  • Startupvid.com

    One of The new economy idea which can survive is the theory of "Ephemeral" when someone or some company can serve more with less resources that is the one who can survive,The New Economy is The Information Era not the Industrial Era it's mean that The One that can use The Power of Information to gain the State of the art for their leverage is the winner and the other who don't know and don't utilize this will be the loser
    By: Founder of Startupvid.com

  • KevinJLenard

    Interesting 'notions', but why is it so few economists (or 'economic historians turned futurists') actually start by addressing the 800 pound gorilla in the global economy room?  Our entire modern human economy, everywhere, is based upon rich guys gambling against each other using the money (largely) of everyone else (pension funds, bank stocks, national bonds) and leveraging the natural resources that belong to the planet (and hence 'owned' by us all). 

    An oversimplification?  Not really.  The 'economic health' of every country and every 'investor' on earth is tied to stock markets, and stock markets are, at their core, just big gambling pools -- betting collectives that run hot or cold depending upon overconfidence or 'lemming-like' fear.  I elaborate on this contrarian notion here:

    Until we all stand up and recognize this universal truth, we won't be capable of exerting real control over global economic health and the fair distribution of wealth.  As long as the human species continues to allow former KGB operatives to become 'owners' of all of Russia's natural resources, or one family to control the world's diamond resources, etc., things aren't going to be predictable, stable or fair for most of us.

  • Anthony Aaron Cernera

    What I love about this piece is the optimism about a more community minded society where the internet provides the opportunity for new and improved human connection. We were starting to see a lot of talk like this before the recession started, but once things got bad, the enthusiasm disappeared. The fundamental premise behind this piece is spot on. Bad times allow for more change then when times are good and no one wants to rock the boat. The boat is rocking... how do we want it too look when it straightens out? 

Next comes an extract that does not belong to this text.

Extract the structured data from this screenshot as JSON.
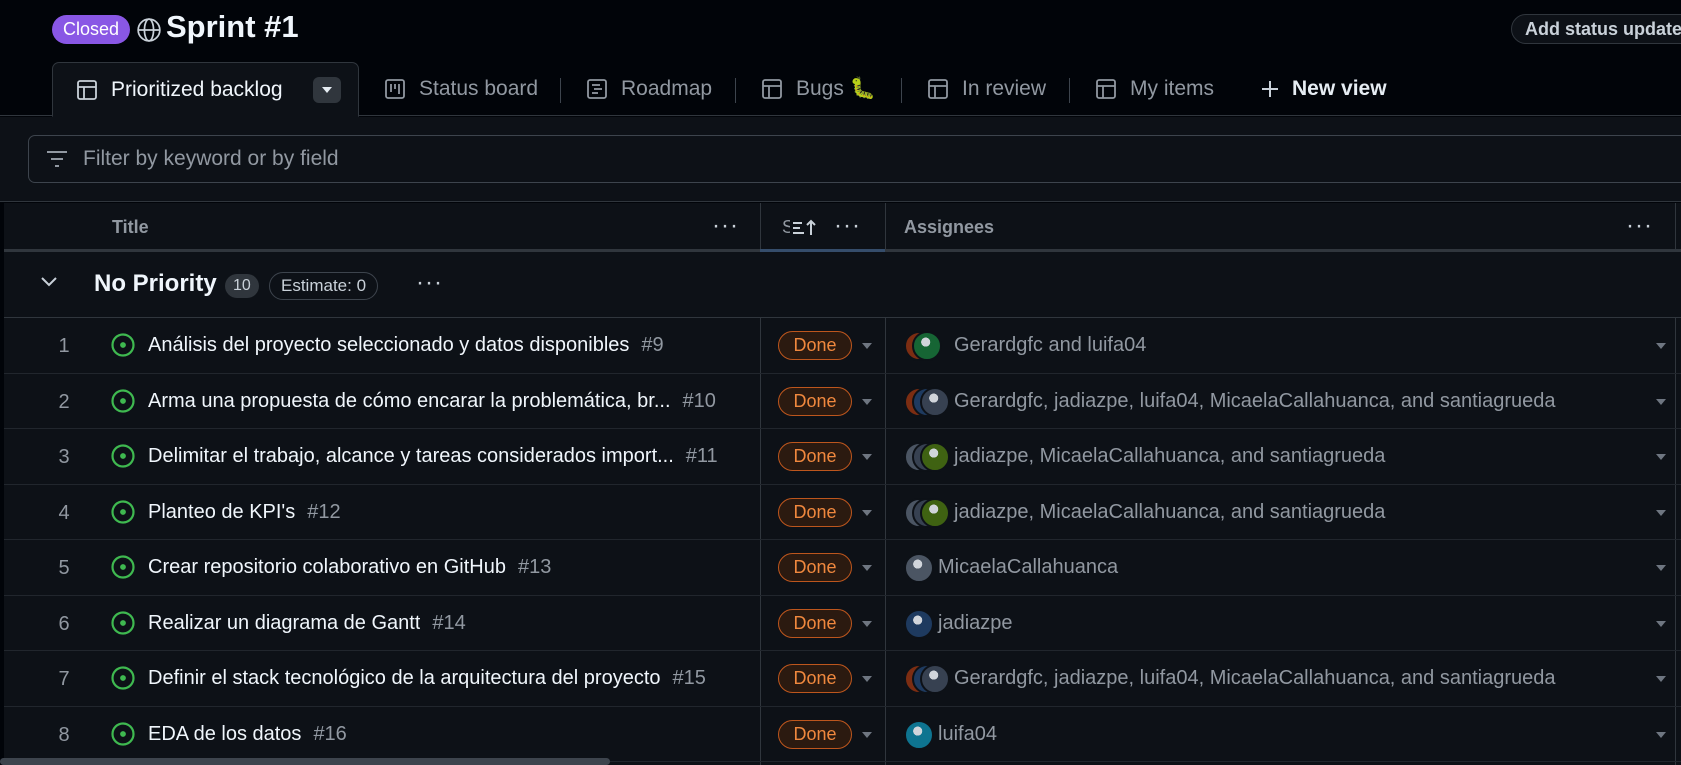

    If I were to offer any criticism it would be to remind the writers these are cool trends but its the surface of the surface of the top tiny layer of the economy. American GDP of 14.5 trillion, only ~200 billion in sales happened online. In a global economy of over 63 trillion dollars, this means US online sales account for less that 0.4% of how the world makes and spends its money. We've got a good start, but we've got a long way to go. Awesome. Thanks, this made piece made my morning.